Tuesday, 2 August 2016

Day 7: Day Trip to The Animal and Plant Health Agency

Today we had full day visits to research establishments across the country, with one group even going to an establishment in Wales for the day. I chose to visit the Animal and Plant Health Agency (APHA) in Surrey, England. I chose the APHA in particular because I wanted to learn more about the work they do in researching and regulating diseases that impact animals and plants throughout the UK. I knew touring the research farm would be a great experience, and indeed it was.
Here is the front of the APHA, looking British as ever. Inside there are countless molecular biology labs and offices. Unfortunately (but understandably) we weren't permitted to take any photographs, so I searched for an image of the APHA online. Image retrieved from here. 
The lectures we had at the APHA were very interesting. There were multiple speakers who each gave a short talk on a topic relevant to the APHA's research. For example, the APHA does a lot of research into bovine tuberculosis. Here is an image of Mycobacterium bovis (the bacteria that causes bovine TB) visualized using the Ziehl-Neelson stain. Image retrieved from here.
Some of the best parts of my visit to the APHA included seeing the insectary filled with meshed cages of UK mosquitoes bred for subsequent tests, having a tour through the extensive farm and associated research facilities by one of the veterinarians, and seeing transgenic mice! At the end of the visit, I had the honor of giving the note of thanks to the APHA for devoting almost a whole day to giving us a great experience and day of learning at their facilities. 

While travelling to the APHA, I had the pleasure of sitting with two girls from China, Jane and Vivian. I asked them if they would teach me a few words in Chinese, and by the end of our bus ride there we had filled an entire page with Chinese words.
Once back at the Imperial, I visited the common room area where artist Tom Tsuchiya was busy at work on his re-creation of Atlas Recycled, an amazing sculpture that he made from entirely reused materials. The re-creation that Tom is working on here is also made of recycled materials. When the framework is finished, Tom, along with anyone at LISYF who is interested, will cover the surface with old maps.
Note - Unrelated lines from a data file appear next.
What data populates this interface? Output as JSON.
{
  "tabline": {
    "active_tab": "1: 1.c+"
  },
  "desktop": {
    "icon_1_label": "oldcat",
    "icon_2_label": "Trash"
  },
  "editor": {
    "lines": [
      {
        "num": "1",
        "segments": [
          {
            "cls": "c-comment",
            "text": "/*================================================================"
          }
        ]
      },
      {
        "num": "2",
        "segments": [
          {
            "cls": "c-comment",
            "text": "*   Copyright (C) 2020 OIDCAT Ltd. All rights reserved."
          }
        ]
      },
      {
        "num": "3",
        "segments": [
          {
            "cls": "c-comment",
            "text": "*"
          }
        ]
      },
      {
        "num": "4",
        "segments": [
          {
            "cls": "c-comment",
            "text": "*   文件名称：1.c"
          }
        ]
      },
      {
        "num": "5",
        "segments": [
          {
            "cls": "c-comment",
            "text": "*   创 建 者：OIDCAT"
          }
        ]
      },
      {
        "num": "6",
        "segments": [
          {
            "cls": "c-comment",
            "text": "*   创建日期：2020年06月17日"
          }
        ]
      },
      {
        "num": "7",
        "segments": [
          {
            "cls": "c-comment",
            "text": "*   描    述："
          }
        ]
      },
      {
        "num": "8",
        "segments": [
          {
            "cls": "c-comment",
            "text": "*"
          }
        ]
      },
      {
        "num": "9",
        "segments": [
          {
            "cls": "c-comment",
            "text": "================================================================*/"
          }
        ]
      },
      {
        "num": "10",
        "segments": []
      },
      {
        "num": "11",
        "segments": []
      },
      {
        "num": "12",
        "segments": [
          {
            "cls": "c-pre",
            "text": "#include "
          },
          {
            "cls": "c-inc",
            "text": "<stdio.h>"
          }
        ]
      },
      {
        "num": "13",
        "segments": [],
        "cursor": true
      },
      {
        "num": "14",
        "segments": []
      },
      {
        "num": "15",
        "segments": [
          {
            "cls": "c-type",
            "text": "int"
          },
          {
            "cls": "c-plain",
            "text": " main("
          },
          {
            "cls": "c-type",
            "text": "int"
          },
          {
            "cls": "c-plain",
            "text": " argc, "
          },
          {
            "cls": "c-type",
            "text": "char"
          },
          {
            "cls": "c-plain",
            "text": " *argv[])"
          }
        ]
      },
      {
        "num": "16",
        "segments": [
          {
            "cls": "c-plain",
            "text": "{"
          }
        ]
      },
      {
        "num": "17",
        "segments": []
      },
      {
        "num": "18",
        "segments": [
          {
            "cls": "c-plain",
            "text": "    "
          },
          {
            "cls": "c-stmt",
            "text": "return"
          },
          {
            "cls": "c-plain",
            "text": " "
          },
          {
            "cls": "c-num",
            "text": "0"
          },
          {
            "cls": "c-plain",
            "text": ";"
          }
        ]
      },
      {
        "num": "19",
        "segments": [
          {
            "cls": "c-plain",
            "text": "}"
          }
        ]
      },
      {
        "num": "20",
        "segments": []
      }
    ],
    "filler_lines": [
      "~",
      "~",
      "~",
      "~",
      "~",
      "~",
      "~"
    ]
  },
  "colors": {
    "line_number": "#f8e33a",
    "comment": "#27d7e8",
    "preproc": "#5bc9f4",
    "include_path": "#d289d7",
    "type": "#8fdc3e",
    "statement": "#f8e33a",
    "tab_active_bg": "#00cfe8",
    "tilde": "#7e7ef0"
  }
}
I'm planning on stopping by soon and helping with the layout of Canada.

Only at LIYSF can you have frozen yogurt with students from Norway, Poland, Malta, Germany, Malaysia, Switzerland, and Canada all at once! The best thing about this evening was not the frozen yogurt, but rather the exchange of language between us. Everyone offered tongue twisters in their language and we all tried them, leading to lots of laughter and a heightened respect for other languages!

See you tomorrow!
- Vivienne 

No comments:

Post a Comment